WHAT YOU SHOULD DO:
Look through the data below. Collect every line where the word "Settings" occurs.

Start of MATERIALS PROVIDED

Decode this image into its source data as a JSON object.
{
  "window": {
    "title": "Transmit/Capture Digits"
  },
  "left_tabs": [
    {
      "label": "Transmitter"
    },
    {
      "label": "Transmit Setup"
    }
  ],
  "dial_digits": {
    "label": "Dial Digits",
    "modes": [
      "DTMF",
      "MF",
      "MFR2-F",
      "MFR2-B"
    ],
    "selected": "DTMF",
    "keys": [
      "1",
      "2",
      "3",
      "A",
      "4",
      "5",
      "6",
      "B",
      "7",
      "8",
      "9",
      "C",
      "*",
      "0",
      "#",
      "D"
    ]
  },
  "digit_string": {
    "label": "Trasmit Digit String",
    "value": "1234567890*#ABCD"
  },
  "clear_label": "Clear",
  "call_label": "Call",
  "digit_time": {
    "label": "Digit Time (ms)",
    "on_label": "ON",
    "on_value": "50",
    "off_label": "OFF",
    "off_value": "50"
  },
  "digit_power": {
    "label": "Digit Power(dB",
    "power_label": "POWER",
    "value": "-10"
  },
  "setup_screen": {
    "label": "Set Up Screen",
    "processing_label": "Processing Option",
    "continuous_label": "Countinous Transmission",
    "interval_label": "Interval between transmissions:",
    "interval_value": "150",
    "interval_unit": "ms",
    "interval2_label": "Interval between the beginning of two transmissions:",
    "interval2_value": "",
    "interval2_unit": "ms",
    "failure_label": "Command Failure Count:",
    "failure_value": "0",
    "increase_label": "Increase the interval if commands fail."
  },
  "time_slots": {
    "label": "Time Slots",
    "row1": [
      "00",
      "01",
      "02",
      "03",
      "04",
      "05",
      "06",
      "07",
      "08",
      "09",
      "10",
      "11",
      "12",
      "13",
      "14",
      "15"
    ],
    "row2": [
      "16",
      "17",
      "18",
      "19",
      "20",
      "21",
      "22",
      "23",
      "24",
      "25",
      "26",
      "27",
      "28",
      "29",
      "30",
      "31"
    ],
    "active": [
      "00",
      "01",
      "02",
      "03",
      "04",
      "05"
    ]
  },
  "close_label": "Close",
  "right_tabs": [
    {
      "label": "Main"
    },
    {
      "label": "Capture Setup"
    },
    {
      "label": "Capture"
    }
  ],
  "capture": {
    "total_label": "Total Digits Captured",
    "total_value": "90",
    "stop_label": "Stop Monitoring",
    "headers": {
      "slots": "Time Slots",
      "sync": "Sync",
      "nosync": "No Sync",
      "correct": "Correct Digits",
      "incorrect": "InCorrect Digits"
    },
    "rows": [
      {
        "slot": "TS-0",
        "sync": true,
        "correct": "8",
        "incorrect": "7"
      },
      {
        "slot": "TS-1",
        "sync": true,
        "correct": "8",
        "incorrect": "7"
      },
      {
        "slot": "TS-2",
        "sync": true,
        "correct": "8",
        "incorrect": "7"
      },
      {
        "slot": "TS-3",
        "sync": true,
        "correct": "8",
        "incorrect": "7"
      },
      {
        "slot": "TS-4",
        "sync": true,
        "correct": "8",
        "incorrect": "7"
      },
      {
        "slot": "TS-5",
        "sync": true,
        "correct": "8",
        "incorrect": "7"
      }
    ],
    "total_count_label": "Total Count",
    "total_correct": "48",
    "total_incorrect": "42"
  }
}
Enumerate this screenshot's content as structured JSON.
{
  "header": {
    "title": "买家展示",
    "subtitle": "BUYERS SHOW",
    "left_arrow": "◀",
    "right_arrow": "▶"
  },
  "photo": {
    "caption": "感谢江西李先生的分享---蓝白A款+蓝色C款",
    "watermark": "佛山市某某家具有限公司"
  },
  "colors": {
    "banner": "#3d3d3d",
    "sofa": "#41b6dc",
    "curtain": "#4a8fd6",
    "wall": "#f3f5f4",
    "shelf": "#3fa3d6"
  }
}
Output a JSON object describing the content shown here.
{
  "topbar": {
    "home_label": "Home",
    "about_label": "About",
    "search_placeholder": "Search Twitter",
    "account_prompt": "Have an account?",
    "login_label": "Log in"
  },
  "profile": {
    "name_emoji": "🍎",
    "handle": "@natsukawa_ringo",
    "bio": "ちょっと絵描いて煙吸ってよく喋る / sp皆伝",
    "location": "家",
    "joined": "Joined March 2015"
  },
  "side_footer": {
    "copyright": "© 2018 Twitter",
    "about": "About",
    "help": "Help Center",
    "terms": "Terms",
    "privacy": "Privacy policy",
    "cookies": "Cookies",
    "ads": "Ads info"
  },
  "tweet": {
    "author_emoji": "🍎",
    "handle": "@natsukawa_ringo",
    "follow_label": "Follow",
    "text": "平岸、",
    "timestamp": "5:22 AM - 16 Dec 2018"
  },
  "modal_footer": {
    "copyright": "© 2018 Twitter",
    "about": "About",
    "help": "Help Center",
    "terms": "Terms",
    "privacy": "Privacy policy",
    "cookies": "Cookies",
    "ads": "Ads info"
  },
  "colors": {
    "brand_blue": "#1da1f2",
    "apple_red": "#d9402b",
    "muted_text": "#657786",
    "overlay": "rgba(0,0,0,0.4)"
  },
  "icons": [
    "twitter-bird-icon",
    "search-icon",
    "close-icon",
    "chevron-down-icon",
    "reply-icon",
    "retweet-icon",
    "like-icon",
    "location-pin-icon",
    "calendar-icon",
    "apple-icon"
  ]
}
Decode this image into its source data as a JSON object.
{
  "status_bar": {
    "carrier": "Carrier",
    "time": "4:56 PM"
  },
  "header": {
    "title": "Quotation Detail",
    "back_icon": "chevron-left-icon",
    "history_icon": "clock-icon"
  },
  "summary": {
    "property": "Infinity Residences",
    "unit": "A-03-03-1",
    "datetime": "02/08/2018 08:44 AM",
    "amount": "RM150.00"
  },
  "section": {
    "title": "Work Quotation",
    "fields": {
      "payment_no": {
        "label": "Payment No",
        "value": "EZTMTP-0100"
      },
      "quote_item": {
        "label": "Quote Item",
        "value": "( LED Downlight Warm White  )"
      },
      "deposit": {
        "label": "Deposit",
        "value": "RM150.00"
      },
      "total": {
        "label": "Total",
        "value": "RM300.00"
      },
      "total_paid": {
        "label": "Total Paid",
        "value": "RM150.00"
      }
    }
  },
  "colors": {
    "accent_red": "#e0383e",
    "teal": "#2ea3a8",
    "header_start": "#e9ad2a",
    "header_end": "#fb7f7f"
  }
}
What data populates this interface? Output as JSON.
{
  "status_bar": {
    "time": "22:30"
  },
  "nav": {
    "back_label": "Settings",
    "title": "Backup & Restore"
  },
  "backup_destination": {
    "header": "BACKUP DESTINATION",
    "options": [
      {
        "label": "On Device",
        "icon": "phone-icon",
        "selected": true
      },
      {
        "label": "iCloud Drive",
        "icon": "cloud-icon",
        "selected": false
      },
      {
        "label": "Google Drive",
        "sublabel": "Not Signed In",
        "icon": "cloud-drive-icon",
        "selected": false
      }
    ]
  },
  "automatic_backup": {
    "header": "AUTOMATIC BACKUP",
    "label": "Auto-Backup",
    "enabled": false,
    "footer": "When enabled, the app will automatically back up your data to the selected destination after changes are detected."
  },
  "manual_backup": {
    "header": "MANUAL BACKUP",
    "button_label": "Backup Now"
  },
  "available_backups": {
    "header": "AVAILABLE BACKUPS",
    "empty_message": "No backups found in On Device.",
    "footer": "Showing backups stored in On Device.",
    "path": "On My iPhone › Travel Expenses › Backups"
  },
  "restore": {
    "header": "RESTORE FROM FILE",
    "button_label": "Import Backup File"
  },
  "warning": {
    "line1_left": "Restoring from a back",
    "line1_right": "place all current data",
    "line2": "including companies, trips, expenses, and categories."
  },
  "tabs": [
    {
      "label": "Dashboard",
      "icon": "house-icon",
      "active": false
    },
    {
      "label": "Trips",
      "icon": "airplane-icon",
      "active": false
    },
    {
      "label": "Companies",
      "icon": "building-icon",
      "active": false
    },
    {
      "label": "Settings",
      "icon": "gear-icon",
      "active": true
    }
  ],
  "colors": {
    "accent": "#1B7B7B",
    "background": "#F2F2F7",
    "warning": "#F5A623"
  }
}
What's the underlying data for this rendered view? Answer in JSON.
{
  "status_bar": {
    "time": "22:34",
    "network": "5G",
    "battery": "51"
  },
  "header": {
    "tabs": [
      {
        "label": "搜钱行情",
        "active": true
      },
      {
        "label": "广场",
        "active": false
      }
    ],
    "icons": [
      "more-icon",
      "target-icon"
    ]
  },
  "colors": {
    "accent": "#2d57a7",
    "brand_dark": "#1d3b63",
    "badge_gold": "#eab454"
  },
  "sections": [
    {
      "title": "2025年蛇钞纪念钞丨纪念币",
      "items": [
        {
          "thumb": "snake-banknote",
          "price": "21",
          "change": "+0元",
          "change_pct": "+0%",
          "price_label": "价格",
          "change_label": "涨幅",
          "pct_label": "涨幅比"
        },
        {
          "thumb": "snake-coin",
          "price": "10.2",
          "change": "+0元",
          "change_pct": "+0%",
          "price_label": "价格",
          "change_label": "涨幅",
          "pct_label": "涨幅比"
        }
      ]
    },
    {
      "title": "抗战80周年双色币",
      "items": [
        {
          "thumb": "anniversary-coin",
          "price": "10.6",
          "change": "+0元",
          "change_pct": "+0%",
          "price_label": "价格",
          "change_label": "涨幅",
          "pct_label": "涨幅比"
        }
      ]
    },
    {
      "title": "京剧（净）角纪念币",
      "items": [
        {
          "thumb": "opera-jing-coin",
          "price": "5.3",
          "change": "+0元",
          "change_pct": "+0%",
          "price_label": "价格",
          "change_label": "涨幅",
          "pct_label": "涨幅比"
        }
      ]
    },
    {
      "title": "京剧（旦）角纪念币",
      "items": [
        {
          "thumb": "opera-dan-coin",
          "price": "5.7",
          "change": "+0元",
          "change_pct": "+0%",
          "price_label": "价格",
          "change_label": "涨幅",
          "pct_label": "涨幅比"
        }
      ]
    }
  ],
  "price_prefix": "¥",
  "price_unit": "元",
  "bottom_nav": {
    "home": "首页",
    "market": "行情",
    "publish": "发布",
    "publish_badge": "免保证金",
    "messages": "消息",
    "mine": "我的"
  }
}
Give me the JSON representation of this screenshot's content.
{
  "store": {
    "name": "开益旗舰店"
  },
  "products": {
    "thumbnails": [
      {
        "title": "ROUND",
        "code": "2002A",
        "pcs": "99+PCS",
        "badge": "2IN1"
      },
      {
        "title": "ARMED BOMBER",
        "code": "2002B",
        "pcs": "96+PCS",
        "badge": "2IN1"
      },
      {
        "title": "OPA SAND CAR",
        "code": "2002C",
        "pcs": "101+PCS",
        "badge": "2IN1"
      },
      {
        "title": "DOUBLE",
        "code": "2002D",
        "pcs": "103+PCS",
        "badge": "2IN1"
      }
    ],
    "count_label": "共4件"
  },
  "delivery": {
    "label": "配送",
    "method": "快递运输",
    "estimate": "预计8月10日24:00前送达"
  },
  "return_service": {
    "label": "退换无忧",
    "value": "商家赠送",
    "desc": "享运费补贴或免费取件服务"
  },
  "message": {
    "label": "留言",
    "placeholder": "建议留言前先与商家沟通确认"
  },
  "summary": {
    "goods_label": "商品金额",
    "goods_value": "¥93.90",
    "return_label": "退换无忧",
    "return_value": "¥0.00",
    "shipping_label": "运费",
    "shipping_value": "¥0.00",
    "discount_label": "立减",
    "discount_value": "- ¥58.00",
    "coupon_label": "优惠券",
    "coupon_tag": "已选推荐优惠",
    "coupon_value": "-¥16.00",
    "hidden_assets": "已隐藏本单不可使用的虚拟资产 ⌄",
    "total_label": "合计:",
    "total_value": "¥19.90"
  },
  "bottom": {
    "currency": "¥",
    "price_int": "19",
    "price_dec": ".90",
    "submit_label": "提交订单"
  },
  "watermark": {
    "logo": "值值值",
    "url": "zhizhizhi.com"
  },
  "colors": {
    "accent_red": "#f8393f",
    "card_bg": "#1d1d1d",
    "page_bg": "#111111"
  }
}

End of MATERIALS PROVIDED

EXPECTED OUTPUT:
    "back_label": "Settings",
      "label": "Settings",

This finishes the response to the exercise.